Below are the records; pull every line that includes "state".

***** EXERCISE INPUTS *****

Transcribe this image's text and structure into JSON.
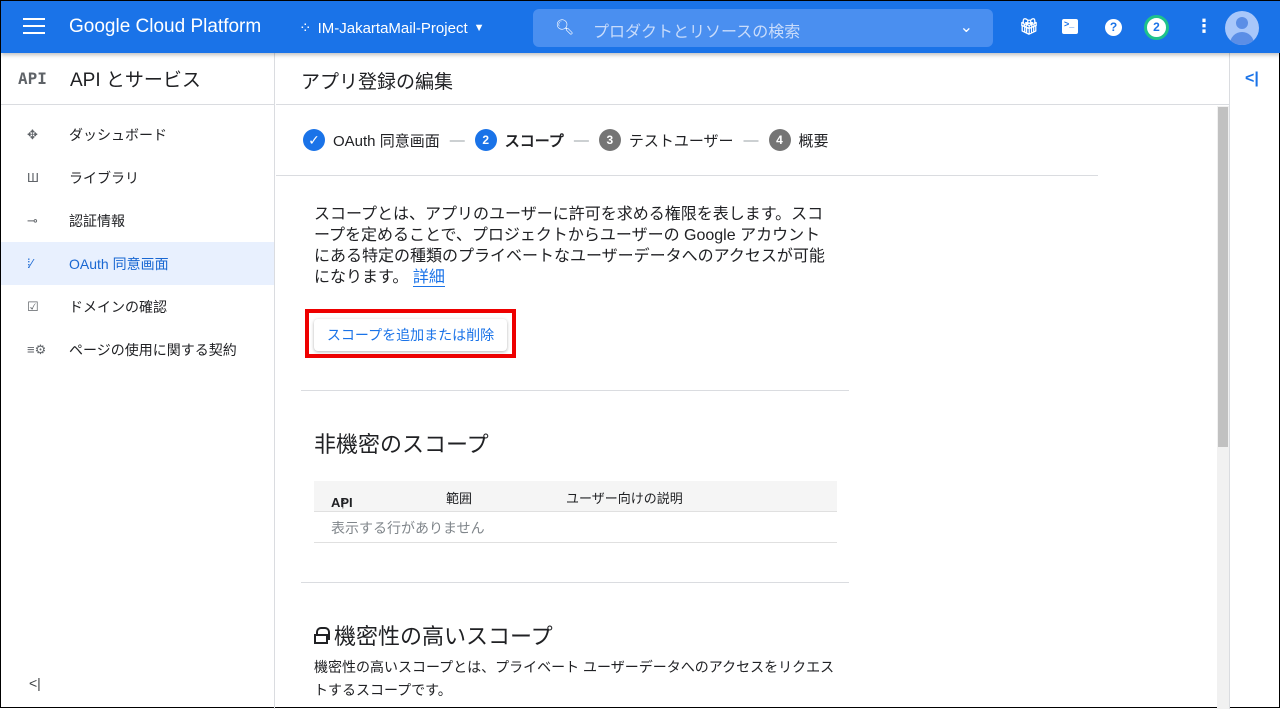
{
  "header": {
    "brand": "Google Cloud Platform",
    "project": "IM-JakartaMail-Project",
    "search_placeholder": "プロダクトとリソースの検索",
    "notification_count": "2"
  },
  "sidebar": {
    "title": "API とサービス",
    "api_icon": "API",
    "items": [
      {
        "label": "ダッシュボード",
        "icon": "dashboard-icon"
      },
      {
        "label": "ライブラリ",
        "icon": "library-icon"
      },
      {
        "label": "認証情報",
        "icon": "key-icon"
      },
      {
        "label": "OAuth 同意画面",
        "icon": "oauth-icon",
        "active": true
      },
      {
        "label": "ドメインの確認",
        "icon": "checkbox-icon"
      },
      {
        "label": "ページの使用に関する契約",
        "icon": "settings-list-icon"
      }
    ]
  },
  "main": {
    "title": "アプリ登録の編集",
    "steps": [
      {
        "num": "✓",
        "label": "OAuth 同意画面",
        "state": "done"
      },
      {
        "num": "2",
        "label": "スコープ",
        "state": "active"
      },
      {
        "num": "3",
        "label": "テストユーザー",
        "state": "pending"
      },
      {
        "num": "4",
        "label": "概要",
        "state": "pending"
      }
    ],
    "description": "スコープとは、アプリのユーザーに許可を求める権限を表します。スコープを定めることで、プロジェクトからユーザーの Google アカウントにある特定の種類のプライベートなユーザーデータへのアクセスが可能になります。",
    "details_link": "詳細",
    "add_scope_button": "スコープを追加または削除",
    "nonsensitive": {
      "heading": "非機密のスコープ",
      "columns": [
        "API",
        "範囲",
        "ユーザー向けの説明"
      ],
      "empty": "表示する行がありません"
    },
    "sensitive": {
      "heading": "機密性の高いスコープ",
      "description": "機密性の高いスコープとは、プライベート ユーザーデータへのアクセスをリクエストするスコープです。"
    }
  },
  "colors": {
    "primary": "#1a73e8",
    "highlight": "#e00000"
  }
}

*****

TASK ANSWER:
        "state": "done"
        "state": "active"
        "state": "pending"
        "state": "pending"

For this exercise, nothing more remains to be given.